When Back-to-School sales start in July and August, parents find themselves tripping over crayons, markers and notebook paper as they wheel their carts down store aisles. But many countries don't have the luxury of excess school supplies for each student. For many students in Afghanistan, an abundance of school supplies isn't an everyday occurrence.
So when students at Oakton Elementary had the opportunity to send school supplies to the war-torn nation, they took advantage. As part of the school's character education program, two representatives from each of the fourth to sixth grades helped collect school supplies in all the classes. Students brought in all kinds of school supplies -- paper, scissors, binders, pencils, pencil sharpeners, crayons, staples -- and the class bringing in the most school supplies got a pizza party.
But it wasn't the pizza party that motivated the students helping out with the collection. It was the feeling they got from giving.
"It was kinda fun, because we got to see all those people get stuff we already have," said sixth grader Nader Hussein, on his participation.

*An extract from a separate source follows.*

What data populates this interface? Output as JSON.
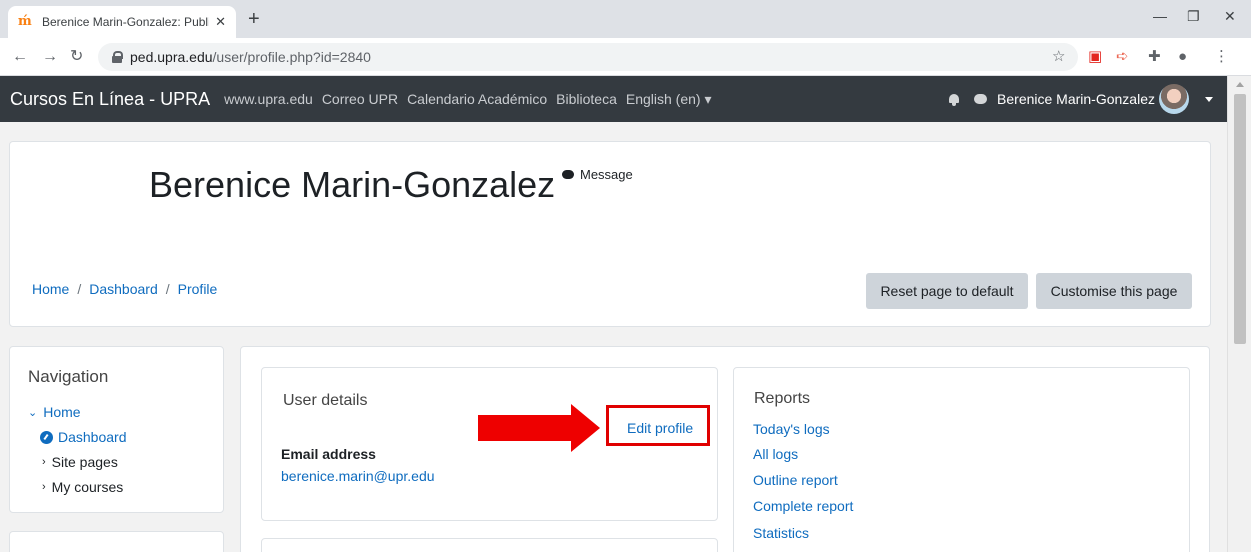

For two weeks in March, students collected as many supplies as they could. When they were finished, they packed, taped and loaded 20 big boxes onto a truck for delivery. The Oakton PTSA paid for the postage to New York, while the federal government paid for the supplies to go to Afghanistan.
"THEY WERE HAPPY someone less fortunate was getting stuff," said sixth grader Bryan Morris of the students involved.
An American soldier Oakton Elementary has a connection with, distributed the supplies to a school of about 40 children. The children, who come from three different surrounding villages, each received three individual items, while the three teachers and schoolmaster received the remaining supplies.
"I think it was wonderful in that we saw the kids give," said counselor Kathleen Marshall, who helped organize the students. "I think it was something they won't forget."
Indeed, the students involved say the project was worthwhile. When the four student coordinators saw the pictures of the children receiving the supplies, they beamed.
"Some of the kids were smiling, and I thought, I made someone smile," Nader said.